The “uncanny valley” or bukimi no tani (不気味の谷) is a concept in the field of human aesthetics first articulated by Japanese robotics professor Masahiro Mori in 1970 that explains the relationship between a human’s subjective response to a rendering of something corporeal and the degree to which the rendering imitates the original. As a pioneer in robotics developing nir craft, Mori attempted to make nir creations look more and more human over time. Initially, people responded more and more favorably to this effort, but eventually Mori found that if a robot came too close to appearing human, people felt disturbed and repulsed by it instead.
In trying to guide myself through my transition, I find role models to be indispensable. Learning about success stories keeps me going when I get discouraged and think what I want to achieve is impossible.
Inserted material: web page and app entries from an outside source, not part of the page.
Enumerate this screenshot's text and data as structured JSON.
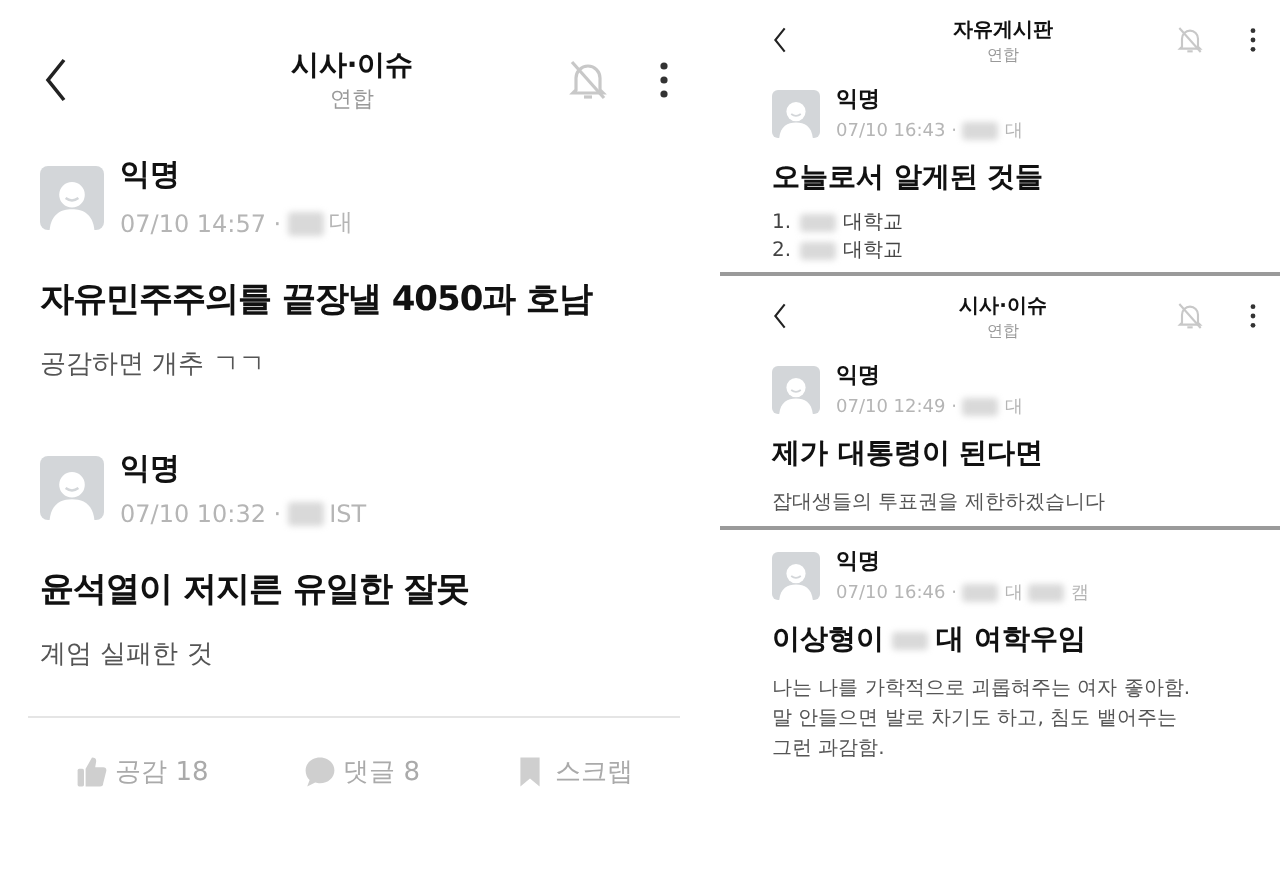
{
  "panels": [
    {
      "header": {
        "title": "시사·이슈",
        "subtitle": "연합"
      },
      "posts": [
        {
          "author": "익명",
          "meta": [
            {
              "kind": "text",
              "text": "07/10 14:57 ·"
            },
            {
              "kind": "blur"
            },
            {
              "kind": "text",
              "text": "대"
            }
          ],
          "title": [
            {
              "kind": "text",
              "text": "자유민주주의를 끝장낼 4050과 호남"
            }
          ],
          "body": "공감하면 개추 ㄱㄱ"
        },
        {
          "author": "익명",
          "meta": [
            {
              "kind": "text",
              "text": "07/10 10:32 ·"
            },
            {
              "kind": "blur"
            },
            {
              "kind": "text",
              "text": "IST"
            }
          ],
          "title": [
            {
              "kind": "text",
              "text": "윤석열이 저지른 유일한 잘못"
            }
          ],
          "body": "계엄 실패한 것"
        }
      ],
      "actions": [
        {
          "kind": "like",
          "label": "공감 18"
        },
        {
          "kind": "comment",
          "label": "댓글 8"
        },
        {
          "kind": "scrap",
          "label": "스크랩"
        }
      ]
    },
    {
      "header": {
        "title": "자유게시판",
        "subtitle": "연합"
      },
      "posts": [
        {
          "author": "익명",
          "meta": [
            {
              "kind": "text",
              "text": "07/10 16:43 ·"
            },
            {
              "kind": "blur"
            },
            {
              "kind": "text",
              "text": "대"
            }
          ],
          "title": [
            {
              "kind": "text",
              "text": "오늘로서 알게된 것들"
            }
          ],
          "list": [
            [
              {
                "kind": "text",
                "text": "1."
              },
              {
                "kind": "blur"
              },
              {
                "kind": "text",
                "text": "대학교"
              }
            ],
            [
              {
                "kind": "text",
                "text": "2."
              },
              {
                "kind": "blur"
              },
              {
                "kind": "text",
                "text": "대학교"
              }
            ]
          ]
        }
      ]
    },
    {
      "header": {
        "title": "시사·이슈",
        "subtitle": "연합"
      },
      "posts": [
        {
          "author": "익명",
          "meta": [
            {
              "kind": "text",
              "text": "07/10 12:49 ·"
            },
            {
              "kind": "blur"
            },
            {
              "kind": "text",
              "text": "대"
            }
          ],
          "title": [
            {
              "kind": "text",
              "text": "제가 대통령이 된다면"
            }
          ],
          "body": "잡대생들의 투표권을 제한하겠습니다"
        }
      ]
    },
    {
      "posts": [
        {
          "author": "익명",
          "meta": [
            {
              "kind": "text",
              "text": "07/10 16:46 ·"
            },
            {
              "kind": "blur"
            },
            {
              "kind": "text",
              "text": "대"
            },
            {
              "kind": "blur"
            },
            {
              "kind": "text",
              "text": "캠"
            }
          ],
          "title": [
            {
              "kind": "text",
              "text": "이상형이"
            },
            {
              "kind": "blur"
            },
            {
              "kind": "text",
              "text": "대 여학우임"
            }
          ],
          "body": "나는 나를 가학적으로 괴롭혀주는 여자 좋아함.\n말 안들으면 발로 차기도 하고, 침도 뱉어주는\n그런 과감함."
        }
      ]
    }
  ]
}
Unfortunately, I can count the number of genderqueer persons with a male history who can serve as a role model on one hand. Kate Bornstein, Riki Wilchins, and the anonymous author of ThirdWayTrans are inspiring, but I’d ideally like to find and connect with people who were able to end up with an integrated transgender identity without taking the transsexual path. Here are a few of my role models.
If anyone ends up reading this blog, I’m sure it will not be long until someone creates a stink about my using gender-agnostic pronouns for transgender people. In order to head that controversy off at the pass, I’ve decided to explain at the outset my reasons for writing this way.
The fact is I use genderless pronouns for everyone in written language regardless of nir morphology, gender identity, expression, or assignment at birth. (I’m trying as much as I can to do the same in spoken language but it’s more difficult to keep it up. I also prefer the term gender-agnostic or genderless to gender-neutral because these terms do not assume that male and female are “opposite” sexes, like acids and bases that can be canceled out into a “neutral” solution.)
Here are my reasons for using genderless pronouns for everyone:
- It eliminates the problem of speshul snowflake pronouns. I don’t need to tell you my “preferred pronoun” and hope that you parrot it back to me. And you don’t have to maintain a roster of a dozen different pronouns for all of your friends.
- It focuses on what I can control rather than playing the victim. I can’t realistically expect that anyone is going to call me anything other than “he.” But it will probably be pretty obvious I don’t like it if I’m constantly using a genderless pronoun for everyone else. Continue reading